BEGIN

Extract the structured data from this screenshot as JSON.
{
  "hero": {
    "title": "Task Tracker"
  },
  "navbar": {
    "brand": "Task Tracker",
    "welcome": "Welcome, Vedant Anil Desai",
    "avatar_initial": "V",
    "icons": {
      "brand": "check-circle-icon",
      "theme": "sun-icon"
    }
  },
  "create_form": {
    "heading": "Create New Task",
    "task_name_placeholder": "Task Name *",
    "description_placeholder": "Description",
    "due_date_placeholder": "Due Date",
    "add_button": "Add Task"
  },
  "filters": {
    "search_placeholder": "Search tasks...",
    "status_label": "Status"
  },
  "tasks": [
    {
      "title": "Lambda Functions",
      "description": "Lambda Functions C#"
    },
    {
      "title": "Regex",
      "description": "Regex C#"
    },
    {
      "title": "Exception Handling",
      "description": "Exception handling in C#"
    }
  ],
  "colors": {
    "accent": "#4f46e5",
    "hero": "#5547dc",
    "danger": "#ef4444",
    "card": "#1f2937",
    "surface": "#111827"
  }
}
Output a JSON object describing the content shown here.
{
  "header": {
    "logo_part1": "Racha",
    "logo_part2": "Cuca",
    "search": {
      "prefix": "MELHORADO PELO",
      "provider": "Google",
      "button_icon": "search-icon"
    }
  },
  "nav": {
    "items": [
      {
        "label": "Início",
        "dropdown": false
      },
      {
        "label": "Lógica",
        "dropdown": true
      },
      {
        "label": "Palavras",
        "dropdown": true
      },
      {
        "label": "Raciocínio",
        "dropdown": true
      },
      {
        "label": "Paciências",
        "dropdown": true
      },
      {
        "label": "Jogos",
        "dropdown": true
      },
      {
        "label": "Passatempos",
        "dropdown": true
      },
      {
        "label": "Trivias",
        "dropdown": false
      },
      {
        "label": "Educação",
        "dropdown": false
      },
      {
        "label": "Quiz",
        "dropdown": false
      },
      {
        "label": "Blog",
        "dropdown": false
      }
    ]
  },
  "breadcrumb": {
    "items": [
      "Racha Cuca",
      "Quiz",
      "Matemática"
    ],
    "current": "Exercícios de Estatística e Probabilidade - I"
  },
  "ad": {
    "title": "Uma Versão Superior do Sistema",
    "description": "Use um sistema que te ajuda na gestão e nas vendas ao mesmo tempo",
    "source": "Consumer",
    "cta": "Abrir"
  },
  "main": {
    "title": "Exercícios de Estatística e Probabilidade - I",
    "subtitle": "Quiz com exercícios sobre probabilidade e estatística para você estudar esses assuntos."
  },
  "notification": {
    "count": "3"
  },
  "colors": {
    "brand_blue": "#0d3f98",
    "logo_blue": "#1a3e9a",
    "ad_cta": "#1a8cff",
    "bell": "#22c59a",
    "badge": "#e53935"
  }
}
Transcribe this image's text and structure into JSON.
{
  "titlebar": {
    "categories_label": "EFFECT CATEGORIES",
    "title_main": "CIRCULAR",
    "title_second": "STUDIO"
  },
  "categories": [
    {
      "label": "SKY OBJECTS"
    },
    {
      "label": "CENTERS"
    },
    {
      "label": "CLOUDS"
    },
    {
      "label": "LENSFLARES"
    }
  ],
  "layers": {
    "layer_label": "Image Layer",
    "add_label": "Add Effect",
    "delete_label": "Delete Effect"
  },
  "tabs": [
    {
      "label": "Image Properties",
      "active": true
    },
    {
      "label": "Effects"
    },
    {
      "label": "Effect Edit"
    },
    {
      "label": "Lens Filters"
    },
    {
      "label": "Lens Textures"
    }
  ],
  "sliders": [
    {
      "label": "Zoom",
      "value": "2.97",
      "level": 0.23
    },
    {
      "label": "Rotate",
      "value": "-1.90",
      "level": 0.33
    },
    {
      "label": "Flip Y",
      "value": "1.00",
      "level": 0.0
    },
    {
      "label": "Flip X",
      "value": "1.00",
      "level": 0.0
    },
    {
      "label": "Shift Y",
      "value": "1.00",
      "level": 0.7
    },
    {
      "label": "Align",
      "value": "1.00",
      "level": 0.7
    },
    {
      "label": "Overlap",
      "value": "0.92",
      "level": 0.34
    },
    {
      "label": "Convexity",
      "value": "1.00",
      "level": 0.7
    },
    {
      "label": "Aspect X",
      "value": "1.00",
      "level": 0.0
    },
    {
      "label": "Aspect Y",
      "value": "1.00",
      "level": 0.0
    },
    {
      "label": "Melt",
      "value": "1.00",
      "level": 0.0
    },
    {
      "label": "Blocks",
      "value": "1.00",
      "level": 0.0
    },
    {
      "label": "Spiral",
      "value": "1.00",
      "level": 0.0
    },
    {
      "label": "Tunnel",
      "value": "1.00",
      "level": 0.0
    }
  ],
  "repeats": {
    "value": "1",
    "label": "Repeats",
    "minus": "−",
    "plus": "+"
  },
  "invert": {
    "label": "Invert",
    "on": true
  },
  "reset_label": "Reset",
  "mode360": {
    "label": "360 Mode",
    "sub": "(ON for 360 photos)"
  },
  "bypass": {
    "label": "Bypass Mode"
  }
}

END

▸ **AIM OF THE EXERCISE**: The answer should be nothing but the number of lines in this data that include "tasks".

▸ **COMPLETED EXERCISE**: 2